As Puerto Rico begins a recovery effort from Hurricane Maria that could take years, the national media have already moved on. This has happened before, specifically in Flint, MI, where residents have been struggling for years to obtain clean drinking water. National media turned away from the ongoing disaster in Flint, and if the past is any indication, the people of Puerto Rico may face the same fate.
A Media Matters analysis found that from October 3 -- the day President Donald Trump visited the island -- to November 3, prime-time cable news coverage of the recovery in Puerto Rico has fallen dramatically. On October 3, 22 segments ran on prime-time cable news about the recovery efforts. On November 3, that was down to just one segment.

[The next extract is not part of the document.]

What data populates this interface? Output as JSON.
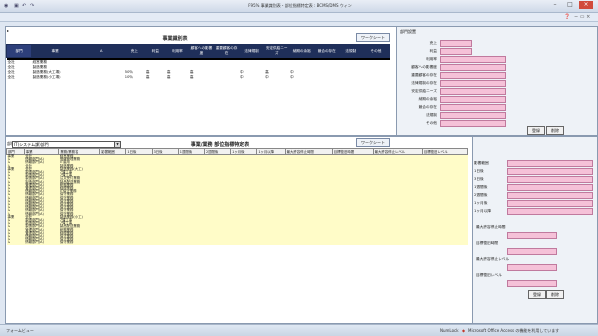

Save for a small spike in coverage -- which coincided with a tweet from Trump threatening the island’s aid -- prime-time cable news programs have moved on from the ongoing recovery efforts, even though they could continue for years.
The situations in Puerto Rico and Flint (where lead-tainted water still runs through the pipes) have a good deal in common. For one thing, both have dire impacts on public health. In Puerto Rico, some people who are desperate for water have turned to drinking from a hazardous-waste site. And a recent study found that the lead-poisoned water in Flint had a “horrifyingly large” effect on fetal deaths.

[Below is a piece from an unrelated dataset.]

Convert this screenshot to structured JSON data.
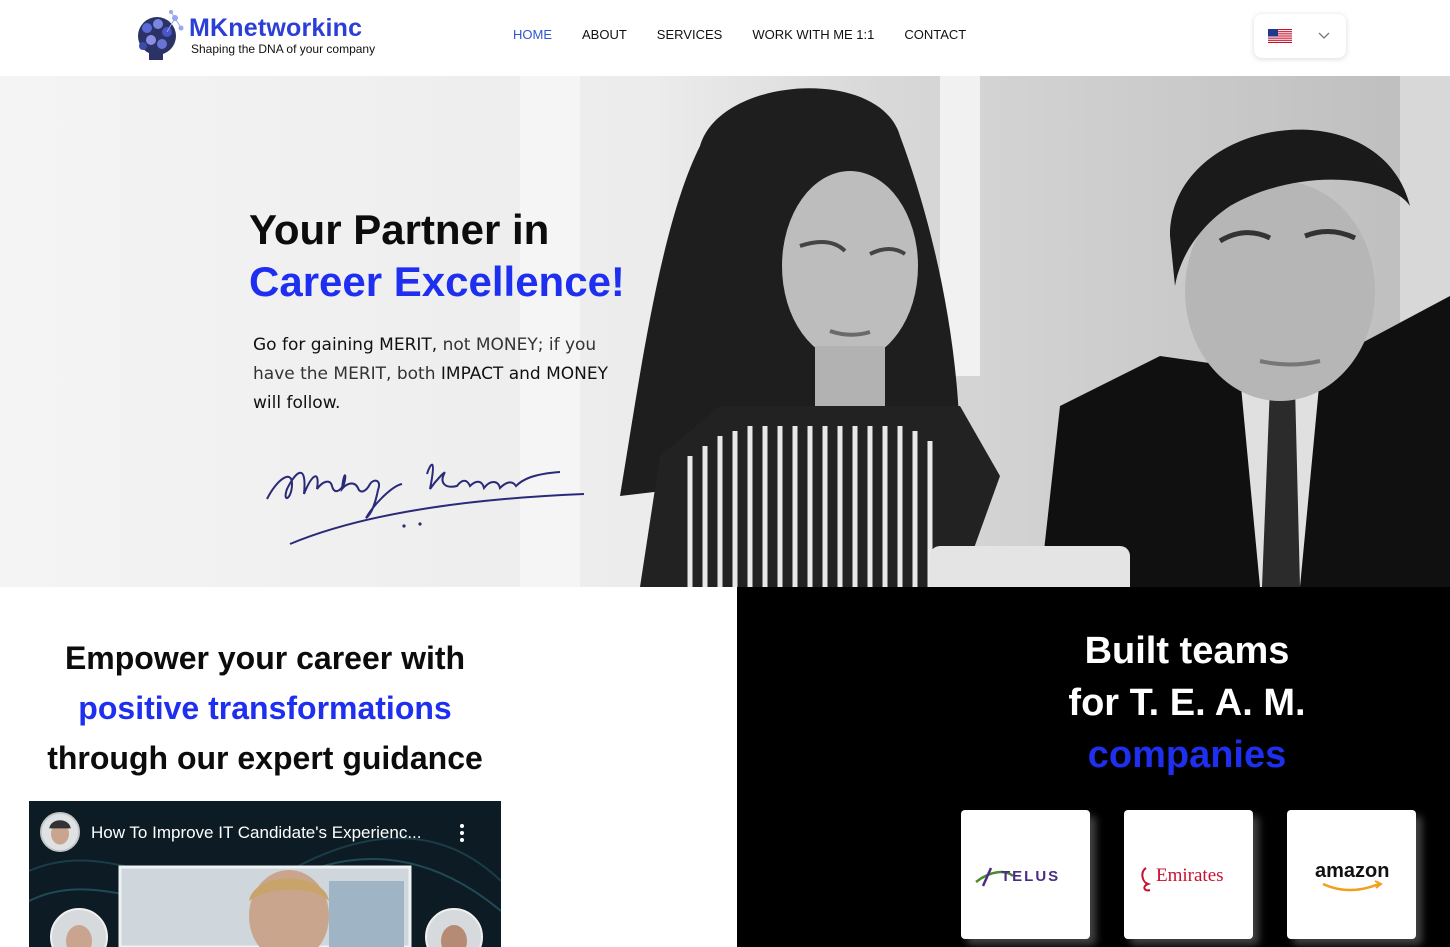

Both of these crises have hit areas populated primarily by racial minorities and low-income people. As CNN reported, Flint is “mostly black and about 40% poor.” And as the Pew Research Center noted in a 2011 report, “The population of Puerto Rico is almost entirely of Hispanic origin,” and 44 percent of Hispanic people in Puerto Rico “live in poverty.”
Much has been written of the lackluster media coverage of the crisis in Flint -- specifically, as Harvard’s Shorenstein Center put it, “the failure of national media outlets to respond to the Flint water crisis in an urgent manner.” Then-New York Times Public Editor Margaret Sullivan, now a Washington Post media columnist, wrote last year about the Times’ coverage of the crisis, suggesting that if initial reporting “had been followed up with some serious digging, and if the resulting stories had been given prominent display, public officials might have been shamed into taking action long before they did.” Sullivan added, “With its powerful pulpit and reach, The Times could have held public officials accountable and prevented human suffering. That’s what journalistic watchdogs are supposed to do.” It would be reasonable to fear that a similar lack of national media attention could slow down or stall recovery efforts in Puerto Rico.
Puerto Rico already faces plenty of obstacles to a full recovery. The island’s economic problems (officials declared bankruptcy in May) are expected to make the recovery efforts harder, as are the territory’s infrastructure issues. And, as USA Today reported, donations to Puerto Rico have been lackluster compared to those directed to Florida and Texas after hurricanes struck those regions.
It’s impossible to know how much increased attention by the national media would impact the recovery efforts in Puerto Rico, but it certainly couldn’t hurt.